According to a report by Chris Miller, “Once they were down there, pilot Ben Mackey was not sure they could get close enough [to insert their people on the ledge where Clark and Margaret were] until the gunner Kevin DaRosa saw a little opening they could carefully back the helicopter into, which allowed them to drop the hoist all the way down to where Clark was and still barely miss the canyon wall. Without that they would not have been able to get Clark out before the storm and they would have had to rig up a pulley system to lift him out, which would have taken hours that frankly they did not have.”
Ryan Manjuck and Dan Farfan were the parajumpers who descended to the scene. Farfan later said that he took off his headphones as he prepared to go because (again quoting Chris Miller’s report) “all the talk about avoiding the wall was a little much for him, so he decided to focus on this jump…and stopped looking up at the wall and the blades.”
Margaret and Clark had no idea how stressful this operation was for their rescuers at the time; they presented faces of absolute calm and control. They administered medication to Clark and got him strapped into the gurney for the ride up. They had Margaret put on her rappelling harness, then secured her to Manjuck’s rigging to bring her out as well.
Meanwhile, the helicopter had pulled up away from the canyon wall to wait while the men on the ground prepared for the lift. Finally they maneuvered the craft back into its narrow slot to finish the job. “We had to rush Farfan with the hoist because there was a torrential downpour headed toward us during our second hover,” reported Captain Michael Bush of the 66th Rescue Squadron.
Another element of the story came out in the reunion meeting between the rescuers and the hiking team ten days after the event. It is a common rule that helicopters are not supposed to fly when there is the threat of lightning strikes. Yet these brave souls, knowing that a life depended upon their actions, flew directly through a lightning storm to reach St. George, Utah. There they worked to stabilize the patient, refueled, and waited out the tempest before delivering their cargo to a hospital in Las Vegas.
“They truly did work with the hand of God,” Miller commented. “They were all watched over that night.”
In the calm of that meeting at the hospital ten days later, the squadrons and the hikers exchanged tokens of appreciation. Margaret Proffitt read a letter that she had composed. It said, in part: “As I learn more about the details of the mission, I’m further convinced that you truly are Guardian Angels. You gave my family something so precious that night—you gave Clark back a future that was hanging in the balance, you gave me back a husband that I can’t live without and you gave three little boys back a father who is not only much needed but much adored as well.”
“I know your training and experience has prepared you to go into enemy territory and recover fallen soldiers, bringing them home no matter how dangerous the trip.
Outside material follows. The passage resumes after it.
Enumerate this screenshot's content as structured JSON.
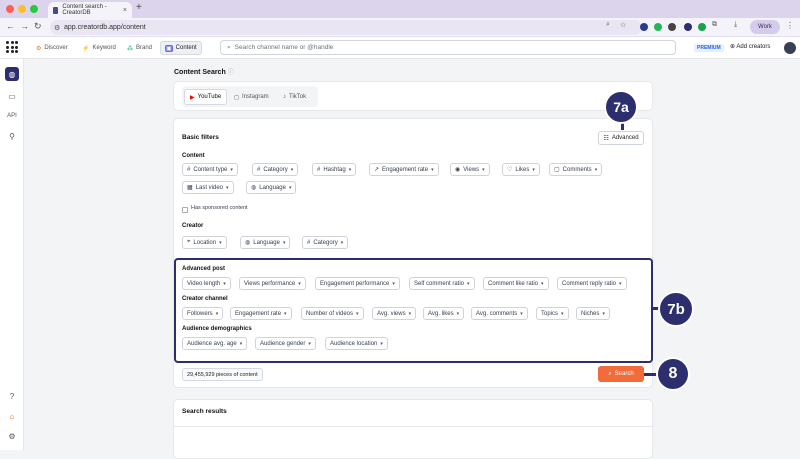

I’m so grateful that you were willing to use that training to bring a good man back home and reunite him with his family. As soon as Clark fell, we found ourselves in ‘enemy territory’ so to speak, racing against both time and the elements to save his life. Clark and I experienced our own personal hell that horrific night. Thank you for rescuing us from it and giving us a second chance. Thank you for giving us a happy ending.”
The AF rescuers and heroic angels were Dave Farfan, Medic; Ryan Manjuck, Element Leader; Brian Silva, Team Leader; Daniel Catino, Team Commander; Kevin DaRosa, Aerial Gunner; Chris Cholet, Flight Engineer; Mike Bush, Co-Pilot; Ben Mackey, Pilot. To them, the unnamed rangers, the hikers are eternally grateful.
This is the follow-up story from Muslims and Mormons Pray for a Common Cause.